The Umbraco team have announced that Umbraco 4.5.2 beta which fixes 46 bugs that have been reported by our awesome community. Please download it today and help us test it so we can get a fast release. You’ll find a full change log in the downloads.
This brings the total number of bug fixes up to 88 since we released Umbraco 4.5 two months ago. There’s no way we could have achieved this without the many people who’ve helped testing, reporting and submitting patches to the issues. Thanks a million!
With Umbraco 4.5.2 we’ll finally have an ultra stable version of Umbraco 4.5!
In retrospect – did we release v4.5 too fast?
With almost a hundred bug fixes in just two months it’s tempting to question whether we should have released v4.5 at all. It’s hard to say as most of the issues was reported after Umbraco 4.5 was released and we’ve had a beta versions for quite some time. There’ll always be bugs in software and when you push the release button is always a question of when it’s good enough. If you never push the button, there’ll never be a release.
However, I personally think we made a couple of mistakes. That’s alright. If we turn the mistakes into lessons learned it means progress for the team and the project. And we’re doing our very best to learn. Here’s what we’ve found so far:
- First of all our test cases were too simple, too narrow and didn’t change at all. We had a checklist of various editing actions in combination with testing the Runway and Creative Website Starter packages. This was very helpful in order to find and fix bugs along the way, but this should have been combined with random install of community packages in the Repository.

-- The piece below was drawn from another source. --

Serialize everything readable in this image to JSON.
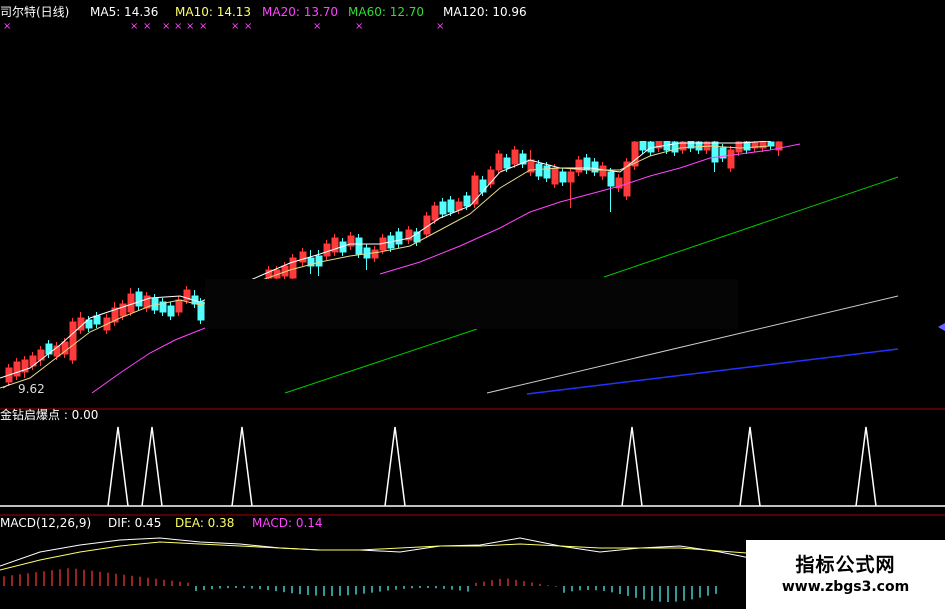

- Unit testing won’t find everything. With Umbraco 4.5 we finally added a testing suite with more than 100 unit tests and loads of hidden bugs were found. However, a simple test suite will never be able to cover the many scenarios where Umbraco is used and as such should only be a foundation. This is a no-brainer, yet crucial to remember. With the many things covered by unit tests, there’s no longer a Core Team member not believing in Unit tests as heaven sent. But robots will always be the smartest of idiots.
- Enthusiasm is awesome but never overshadow the pursuit of attention to detail. One of the things that always have given me the biggest thrill is when tiny details in Umbraco gets improved. In the enthusiasm of the major UI and performance enhancements added to Umbraco 4.5 it was (too) easy to forget this craving for nano management. But it’s one of the things makes Umbraco special – even though it can seem silly to spend days on minor things. heck, I even wrote a blog post about this four years ago.

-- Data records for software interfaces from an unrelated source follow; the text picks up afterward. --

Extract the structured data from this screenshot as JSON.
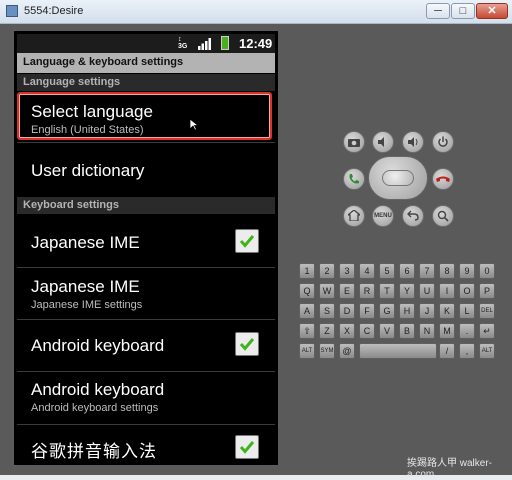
{
  "window": {
    "title": "5554:Desire",
    "min_label": "─",
    "max_label": "□",
    "close_label": "✕"
  },
  "status_bar": {
    "network": "3G",
    "network_sub": "↕",
    "time": "12:49"
  },
  "app_bar": {
    "title": "Language & keyboard settings"
  },
  "sections": {
    "language": "Language settings",
    "keyboard": "Keyboard settings"
  },
  "items": [
    {
      "title": "Select language",
      "summary": "English (United States)"
    },
    {
      "title": "User dictionary"
    },
    {
      "title": "Japanese IME",
      "checked": true
    },
    {
      "title": "Japanese IME",
      "summary": "Japanese IME settings"
    },
    {
      "title": "Android keyboard",
      "checked": true
    },
    {
      "title": "Android keyboard",
      "summary": "Android keyboard settings"
    },
    {
      "title": "谷歌拼音输入法",
      "checked": true
    }
  ],
  "controls": {
    "camera_icon": "camera-icon",
    "volume_down_icon": "volume-down-icon",
    "volume_up_icon": "volume-up-icon",
    "power_icon": "power-icon",
    "call_icon": "call-icon",
    "end_call_icon": "end-call-icon",
    "home_icon": "home-icon",
    "menu_label": "MENU",
    "back_icon": "back-icon",
    "search_icon": "search-icon"
  },
  "keyboard": {
    "row1": [
      "1",
      "2",
      "3",
      "4",
      "5",
      "6",
      "7",
      "8",
      "9",
      "0"
    ],
    "row2": [
      "Q",
      "W",
      "E",
      "R",
      "T",
      "Y",
      "U",
      "I",
      "O",
      "P"
    ],
    "row3": [
      "A",
      "S",
      "D",
      "F",
      "G",
      "H",
      "J",
      "K",
      "L",
      "DEL"
    ],
    "row4": [
      "⇧",
      "Z",
      "X",
      "C",
      "V",
      "B",
      "N",
      "M",
      ".",
      "↵"
    ],
    "row5_left": [
      "ALT",
      "SYM",
      "@"
    ],
    "row5_right": [
      "/",
      ",",
      "ALT"
    ]
  },
  "watermark": "挨踢路人甲 walker-a.com"
}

- Don’t live in a silo. While Umbraco might work perfect for the scenarios used by members of the Core Team, we’re only a fraction of the active users. This means that we should be much better to use 3rd party implementations, packages and un-official “tricks” when testing a release. In addition to this, we should involve 3rd party package developers as early as possible and help with a plan on how to ensure that their packages work when we release. Today an Umbraco implementation is often the sum of the Core combined with a number of packages. If they don’t work together it can leave a beautiful Core useless.

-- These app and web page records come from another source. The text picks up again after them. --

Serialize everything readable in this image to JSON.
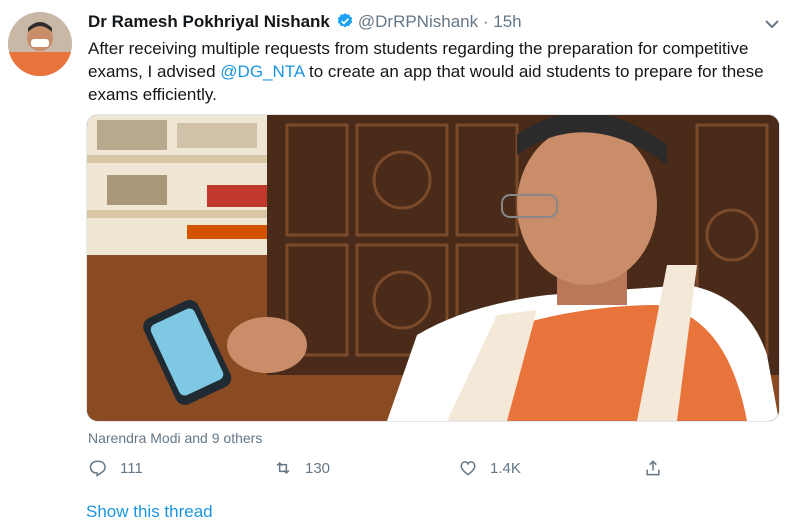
{
  "author": {
    "name": "Dr Ramesh Pokhriyal Nishank",
    "handle": "@DrRPNishank",
    "separator": "·",
    "time": "15h"
  },
  "tweet": {
    "text_before": "After receiving multiple requests from students regarding the preparation for competitive exams, I advised ",
    "mention": "@DG_NTA",
    "text_after": " to create an app that would aid students to prepare for these exams efficiently."
  },
  "likes_summary": "Narendra Modi and 9 others",
  "actions": {
    "reply_count": "111",
    "retweet_count": "130",
    "like_count": "1.4K"
  },
  "thread_link": "Show this thread",
  "colors": {
    "accent": "#1b95e0",
    "muted": "#657786",
    "text": "#14171a"
  },
  "icons": [
    "verified-badge-icon",
    "chevron-down-icon",
    "reply-icon",
    "retweet-icon",
    "like-icon",
    "share-icon"
  ]
}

- Raise the community to take even more responsibility. As a community member who’s business depending on Umbraco, it’s only natural to become disillusioned when a new release doesn’t work, forces you to change habits or makes an upgrade impossible. Believe me, the Core Team have no intention on doing this on purpose and it hurts badly when seeing people frustrated. But we’re no better than the information given us. So be active. Tell us about what doesn’t work and log issues in the Codeplex issue tracker with thorough steps to reproduce. Good bug reports take a lot of effort but in return you get better software. And even better – participate in our beta programs. Many of the bugs reported and fixed the past two months could have been discovered weeks before the release if only we had gotten help with better and more extensive testing. So help us, helping you.
We’ll use this knowledge while we’re building Umbraco 5. You’ll see more blog postings, more videos and more documentation about the next version than ever before. We’ve learned a lesson.
Their website: http://umbraco.org